All news from Palliative Medicine

High Callous Traits Show Differences In Brain Structure

A study in Biological Psychiatry characterizes the neural profile of callousness in children

Children with elevated levels of callous traits—such as a lack of remorse and disregard for other people's feelings—show widespread differences in brain structure compared with children with lower levels of the traits, according to a new study published in Biological Psychiatry. The differences, which included large- and small-scale structural alterations, support the idea of callous traits as a neurodevelopmental condition.

Understanding The Painful Event Processed In The Brain

Pain is a negative feeling that we want to get rid of as soon as possible. In order to protect our bodies, we react for example by withdrawing the hand. This action is usually understood as a consequence of the perception of pain.

A team from the Technical University of Munich (TUM) has now shown that perception, the impulse to act and provision of energy to take the place in the brain simultaneously and not, as was expected, one after the other.

Early Physical Therapy Reduces Opioid Use

Patients who underwent physical therapy soon after being diagnosed with pain in the shoulder, neck, low back or knee were approximately 7 to 16 percent less likely to use opioids in the subsequent months, according to a new study by researchers at the Stanford University School of Medicine and the Duke University School of Medicine.

'Painless' Adhesive Use in Biomedical Applications

Pulling off a Band-Aid may soon get a lot less painful. Researchers from the Harvard John A. Paulson School of Engineering and Applied Sciences (SEAS) and Xi'an Jiaotong University in China have developed a new type of adhesive that can strongly adhere wet materials — such as hydrogel and living tissue — and be easily detached with a specific frequency of light.

Disruption of Circadian Rhythm: A Risk Factor for Diseases

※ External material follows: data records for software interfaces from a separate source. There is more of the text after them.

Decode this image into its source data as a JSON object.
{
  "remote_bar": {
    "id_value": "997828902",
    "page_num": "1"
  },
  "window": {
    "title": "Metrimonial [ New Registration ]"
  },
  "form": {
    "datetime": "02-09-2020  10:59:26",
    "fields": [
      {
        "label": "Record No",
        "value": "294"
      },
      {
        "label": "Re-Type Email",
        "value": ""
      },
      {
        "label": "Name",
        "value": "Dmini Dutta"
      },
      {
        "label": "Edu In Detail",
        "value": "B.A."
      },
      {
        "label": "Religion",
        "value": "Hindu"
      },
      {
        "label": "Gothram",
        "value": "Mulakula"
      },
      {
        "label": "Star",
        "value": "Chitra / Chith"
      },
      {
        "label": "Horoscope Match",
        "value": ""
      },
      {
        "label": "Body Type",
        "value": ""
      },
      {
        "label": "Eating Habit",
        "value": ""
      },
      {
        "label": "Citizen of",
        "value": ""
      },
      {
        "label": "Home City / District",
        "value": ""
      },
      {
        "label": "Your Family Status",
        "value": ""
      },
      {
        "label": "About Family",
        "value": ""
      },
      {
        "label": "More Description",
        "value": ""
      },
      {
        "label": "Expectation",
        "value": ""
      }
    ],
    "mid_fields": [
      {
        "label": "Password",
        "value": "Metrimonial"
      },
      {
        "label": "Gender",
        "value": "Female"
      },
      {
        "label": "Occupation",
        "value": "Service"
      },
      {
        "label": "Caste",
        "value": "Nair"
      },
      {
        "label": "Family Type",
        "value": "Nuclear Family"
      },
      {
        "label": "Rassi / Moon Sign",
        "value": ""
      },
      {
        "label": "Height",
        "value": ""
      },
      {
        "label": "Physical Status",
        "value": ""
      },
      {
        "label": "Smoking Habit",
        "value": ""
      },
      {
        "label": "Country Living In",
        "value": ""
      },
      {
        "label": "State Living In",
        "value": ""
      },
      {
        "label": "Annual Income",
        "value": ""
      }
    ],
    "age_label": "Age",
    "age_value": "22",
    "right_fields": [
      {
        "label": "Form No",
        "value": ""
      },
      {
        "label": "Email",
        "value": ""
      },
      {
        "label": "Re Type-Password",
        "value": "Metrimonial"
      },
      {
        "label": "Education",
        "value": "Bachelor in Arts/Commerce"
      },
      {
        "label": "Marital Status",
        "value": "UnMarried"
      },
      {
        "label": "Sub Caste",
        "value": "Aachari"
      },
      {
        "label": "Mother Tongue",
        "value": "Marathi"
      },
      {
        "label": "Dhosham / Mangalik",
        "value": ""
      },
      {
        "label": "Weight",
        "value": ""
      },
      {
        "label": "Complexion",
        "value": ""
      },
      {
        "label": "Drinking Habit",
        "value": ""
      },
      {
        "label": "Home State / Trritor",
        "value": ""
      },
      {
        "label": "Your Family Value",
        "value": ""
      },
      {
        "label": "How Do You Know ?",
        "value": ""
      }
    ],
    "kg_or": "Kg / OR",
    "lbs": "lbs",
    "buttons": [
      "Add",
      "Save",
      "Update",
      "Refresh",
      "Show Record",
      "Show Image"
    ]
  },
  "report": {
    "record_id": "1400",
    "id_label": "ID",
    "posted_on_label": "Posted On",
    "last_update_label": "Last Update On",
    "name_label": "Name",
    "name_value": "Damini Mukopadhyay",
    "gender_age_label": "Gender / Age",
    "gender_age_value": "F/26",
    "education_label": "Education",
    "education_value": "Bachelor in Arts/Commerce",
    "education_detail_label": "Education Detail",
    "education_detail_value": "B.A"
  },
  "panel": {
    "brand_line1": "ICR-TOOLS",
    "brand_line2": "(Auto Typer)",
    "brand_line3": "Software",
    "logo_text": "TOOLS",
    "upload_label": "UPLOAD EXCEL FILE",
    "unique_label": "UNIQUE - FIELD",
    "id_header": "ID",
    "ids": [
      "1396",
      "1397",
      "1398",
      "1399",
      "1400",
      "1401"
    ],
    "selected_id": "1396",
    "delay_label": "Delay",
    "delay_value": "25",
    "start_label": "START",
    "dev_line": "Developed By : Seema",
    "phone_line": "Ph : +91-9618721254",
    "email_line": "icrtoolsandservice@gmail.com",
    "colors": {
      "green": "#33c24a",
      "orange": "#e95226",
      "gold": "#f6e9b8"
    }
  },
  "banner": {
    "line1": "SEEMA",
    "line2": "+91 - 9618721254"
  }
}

USC scientists report that a novel time-keeping mechanism within liver cells that helps sustain key organ tasks can contribute to diseases when its natural rhythm is disrupted. This dual function of the nuclear receptor protein HNF4A offers a potential explanation for diseases such as diabetes and cancers. It also helps explain why such maladies are more common for people living with disrupted sleep, including night-shift workers, urban dwellers, and international jet-setters.